(Data about app and page elements)
********

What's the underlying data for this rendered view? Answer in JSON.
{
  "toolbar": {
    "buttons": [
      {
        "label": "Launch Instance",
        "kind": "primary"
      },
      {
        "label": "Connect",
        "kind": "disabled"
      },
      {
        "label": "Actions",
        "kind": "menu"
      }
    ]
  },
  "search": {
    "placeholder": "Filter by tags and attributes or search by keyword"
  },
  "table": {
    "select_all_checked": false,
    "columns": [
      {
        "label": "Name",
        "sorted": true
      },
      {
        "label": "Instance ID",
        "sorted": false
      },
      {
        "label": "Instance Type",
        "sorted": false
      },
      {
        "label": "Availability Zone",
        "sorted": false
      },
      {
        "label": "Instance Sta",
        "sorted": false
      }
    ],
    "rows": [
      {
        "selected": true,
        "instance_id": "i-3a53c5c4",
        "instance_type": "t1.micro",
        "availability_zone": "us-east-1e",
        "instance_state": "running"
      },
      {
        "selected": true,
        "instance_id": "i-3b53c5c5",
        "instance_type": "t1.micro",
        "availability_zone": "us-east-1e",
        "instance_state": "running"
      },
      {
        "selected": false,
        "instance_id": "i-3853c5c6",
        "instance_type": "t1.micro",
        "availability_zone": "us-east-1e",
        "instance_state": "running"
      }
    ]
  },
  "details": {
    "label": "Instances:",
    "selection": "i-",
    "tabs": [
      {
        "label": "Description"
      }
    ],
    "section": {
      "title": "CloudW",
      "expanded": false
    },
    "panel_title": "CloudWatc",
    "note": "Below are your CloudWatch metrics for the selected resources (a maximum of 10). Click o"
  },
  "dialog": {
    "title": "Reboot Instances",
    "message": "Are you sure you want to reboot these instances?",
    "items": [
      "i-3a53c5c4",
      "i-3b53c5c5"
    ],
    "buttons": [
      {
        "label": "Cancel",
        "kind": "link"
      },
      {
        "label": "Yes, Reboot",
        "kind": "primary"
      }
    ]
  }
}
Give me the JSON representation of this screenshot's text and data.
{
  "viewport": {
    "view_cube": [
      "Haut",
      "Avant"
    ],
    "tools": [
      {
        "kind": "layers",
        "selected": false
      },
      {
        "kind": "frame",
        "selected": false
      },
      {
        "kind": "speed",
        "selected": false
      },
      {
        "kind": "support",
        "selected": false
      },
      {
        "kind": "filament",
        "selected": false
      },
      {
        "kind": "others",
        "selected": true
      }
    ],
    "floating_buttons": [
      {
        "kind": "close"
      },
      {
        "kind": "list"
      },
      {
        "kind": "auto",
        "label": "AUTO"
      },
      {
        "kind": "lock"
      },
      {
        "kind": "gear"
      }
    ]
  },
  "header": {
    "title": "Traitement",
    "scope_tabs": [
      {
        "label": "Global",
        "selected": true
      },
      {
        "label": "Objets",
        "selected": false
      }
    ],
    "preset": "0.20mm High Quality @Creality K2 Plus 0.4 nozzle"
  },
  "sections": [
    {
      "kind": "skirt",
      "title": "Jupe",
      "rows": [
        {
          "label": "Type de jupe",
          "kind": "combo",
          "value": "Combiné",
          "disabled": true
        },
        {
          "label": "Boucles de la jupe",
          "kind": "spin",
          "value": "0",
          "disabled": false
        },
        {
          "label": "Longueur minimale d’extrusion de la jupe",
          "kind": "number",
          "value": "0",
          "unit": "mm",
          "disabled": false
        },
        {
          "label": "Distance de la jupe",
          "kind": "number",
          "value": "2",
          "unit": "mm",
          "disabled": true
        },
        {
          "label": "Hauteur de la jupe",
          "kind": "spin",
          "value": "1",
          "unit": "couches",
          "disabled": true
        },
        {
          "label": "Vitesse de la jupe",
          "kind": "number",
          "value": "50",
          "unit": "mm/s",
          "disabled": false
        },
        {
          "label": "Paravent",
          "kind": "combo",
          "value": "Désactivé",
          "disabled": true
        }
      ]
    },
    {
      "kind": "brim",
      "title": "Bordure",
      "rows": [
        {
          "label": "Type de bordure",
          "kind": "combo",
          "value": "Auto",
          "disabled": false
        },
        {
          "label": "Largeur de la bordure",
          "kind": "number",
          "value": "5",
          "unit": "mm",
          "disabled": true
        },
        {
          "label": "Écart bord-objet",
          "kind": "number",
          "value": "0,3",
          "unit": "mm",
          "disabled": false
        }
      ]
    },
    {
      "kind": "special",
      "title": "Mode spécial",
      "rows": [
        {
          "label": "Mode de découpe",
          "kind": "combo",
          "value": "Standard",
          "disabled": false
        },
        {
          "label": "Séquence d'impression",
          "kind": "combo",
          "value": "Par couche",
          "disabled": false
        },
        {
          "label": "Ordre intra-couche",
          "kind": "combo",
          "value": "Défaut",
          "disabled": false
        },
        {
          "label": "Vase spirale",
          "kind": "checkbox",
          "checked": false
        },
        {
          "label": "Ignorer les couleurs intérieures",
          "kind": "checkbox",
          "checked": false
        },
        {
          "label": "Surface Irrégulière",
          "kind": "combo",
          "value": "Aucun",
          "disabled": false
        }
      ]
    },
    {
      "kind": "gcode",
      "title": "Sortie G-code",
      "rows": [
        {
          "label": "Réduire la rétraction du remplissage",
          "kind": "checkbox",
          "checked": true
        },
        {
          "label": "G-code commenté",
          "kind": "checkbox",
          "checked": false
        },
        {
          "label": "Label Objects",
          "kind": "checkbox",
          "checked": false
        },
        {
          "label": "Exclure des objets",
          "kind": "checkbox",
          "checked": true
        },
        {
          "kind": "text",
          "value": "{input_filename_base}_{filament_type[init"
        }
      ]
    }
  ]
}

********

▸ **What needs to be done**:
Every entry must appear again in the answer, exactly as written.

▸ **Answer space**:
What's the underlying data for this rendered view? Answer in JSON.
{
  "toolbar": {
    "buttons": [
      {
        "label": "Launch Instance",
        "kind": "primary"
      },
      {
        "label": "Connect",
        "kind": "disabled"
      },
      {
        "label": "Actions",
        "kind": "menu"
      }
    ]
  },
  "search": {
    "placeholder": "Filter by tags and attributes or search by keyword"
  },
  "table": {
    "select_all_checked": false,
    "columns": [
      {
        "label": "Name",
        "sorted": true
      },
      {
        "label": "Instance ID",
        "sorted": false
      },
      {
        "label": "Instance Type",
        "sorted": false
      },
      {
        "label": "Availability Zone",
        "sorted": false
      },
      {
        "label": "Instance Sta",
        "sorted": false
      }
    ],
    "rows": [
      {
        "selected": true,
        "instance_id": "i-3a53c5c4",
        "instance_type": "t1.micro",
        "availability_zone": "us-east-1e",
        "instance_state": "running"
      },
      {
        "selected": true,
        "instance_id": "i-3b53c5c5",
        "instance_type": "t1.micro",
        "availability_zone": "us-east-1e",
        "instance_state": "running"
      },
      {
        "selected": false,
        "instance_id": "i-3853c5c6",
        "instance_type": "t1.micro",
        "availability_zone": "us-east-1e",
        "instance_state": "running"
      }
    ]
  },
  "details": {
    "label": "Instances:",
    "selection": "i-",
    "tabs": [
      {
        "label": "Description"
      }
    ],
    "section": {
      "title": "CloudW",
      "expanded": false
    },
    "panel_title": "CloudWatc",
    "note": "Below are your CloudWatch metrics for the selected resources (a maximum of 10). Click o"
  },
  "dialog": {
    "title": "Reboot Instances",
    "message": "Are you sure you want to reboot these instances?",
    "items": [
      "i-3a53c5c4",
      "i-3b53c5c5"
    ],
    "buttons": [
      {
        "label": "Cancel",
        "kind": "link"
      },
      {
        "label": "Yes, Reboot",
        "kind": "primary"
      }
    ]
  }
}
Give me the JSON representation of this screenshot's text and data.
{
  "viewport": {
    "view_cube": [
      "Haut",
      "Avant"
    ],
    "tools": [
      {
        "kind": "layers",
        "selected": false
      },
      {
        "kind": "frame",
        "selected": false
      },
      {
        "kind": "speed",
        "selected": false
      },
      {
        "kind": "support",
        "selected": false
      },
      {
        "kind": "filament",
        "selected": false
      },
      {
        "kind": "others",
        "selected": true
      }
    ],
    "floating_buttons": [
      {
        "kind": "close"
      },
      {
        "kind": "list"
      },
      {
        "kind": "auto",
        "label": "AUTO"
      },
      {
        "kind": "lock"
      },
      {
        "kind": "gear"
      }
    ]
  },
  "header": {
    "title": "Traitement",
    "scope_tabs": [
      {
        "label": "Global",
        "selected": true
      },
      {
        "label": "Objets",
        "selected": false
      }
    ],
    "preset": "0.20mm High Quality @Creality K2 Plus 0.4 nozzle"
  },
  "sections": [
    {
      "kind": "skirt",
      "title": "Jupe",
      "rows": [
        {
          "label": "Type de jupe",
          "kind": "combo",
          "value": "Combiné",
          "disabled": true
        },
        {
          "label": "Boucles de la jupe",
          "kind": "spin",
          "value": "0",
          "disabled": false
        },
        {
          "label": "Longueur minimale d’extrusion de la jupe",
          "kind": "number",
          "value": "0",
          "unit": "mm",
          "disabled": false
        },
        {
          "label": "Distance de la jupe",
          "kind": "number",
          "value": "2",
          "unit": "mm",
          "disabled": true
        },
        {
          "label": "Hauteur de la jupe",
          "kind": "spin",
          "value": "1",
          "unit": "couches",
          "disabled": true
        },
        {
          "label": "Vitesse de la jupe",
          "kind": "number",
          "value": "50",
          "unit": "mm/s",
          "disabled": false
        },
        {
          "label": "Paravent",
          "kind": "combo",
          "value": "Désactivé",
          "disabled": true
        }
      ]
    },
    {
      "kind": "brim",
      "title": "Bordure",
      "rows": [
        {
          "label": "Type de bordure",
          "kind": "combo",
          "value": "Auto",
          "disabled": false
        },
        {
          "label": "Largeur de la bordure",
          "kind": "number",
          "value": "5",
          "unit": "mm",
          "disabled": true
        },
        {
          "label": "Écart bord-objet",
          "kind": "number",
          "value": "0,3",
          "unit": "mm",
          "disabled": false
        }
      ]
    },
    {
      "kind": "special",
      "title": "Mode spécial",
      "rows": [
        {
          "label": "Mode de découpe",
          "kind": "combo",
          "value": "Standard",
          "disabled": false
        },
        {
          "label": "Séquence d'impression",
          "kind": "combo",
          "value": "Par couche",
          "disabled": false
        },
        {
          "label": "Ordre intra-couche",
          "kind": "combo",
          "value": "Défaut",
          "disabled": false
        },
        {
          "label": "Vase spirale",
          "kind": "checkbox",
          "checked": false
        },
        {
          "label": "Ignorer les couleurs intérieures",
          "kind": "checkbox",
          "checked": false
        },
        {
          "label": "Surface Irrégulière",
          "kind": "combo",
          "value": "Aucun",
          "disabled": false
        }
      ]
    },
    {
      "kind": "gcode",
      "title": "Sortie G-code",
      "rows": [
        {
          "label": "Réduire la rétraction du remplissage",
          "kind": "checkbox",
          "checked": true
        },
        {
          "label": "G-code commenté",
          "kind": "checkbox",
          "checked": false
        },
        {
          "label": "Label Objects",
          "kind": "checkbox",
          "checked": false
        },
        {
          "label": "Exclure des objets",
          "kind": "checkbox",
          "checked": true
        },
        {
          "kind": "text",
          "value": "{input_filename_base}_{filament_type[init"
        }
      ]
    }
  ]
}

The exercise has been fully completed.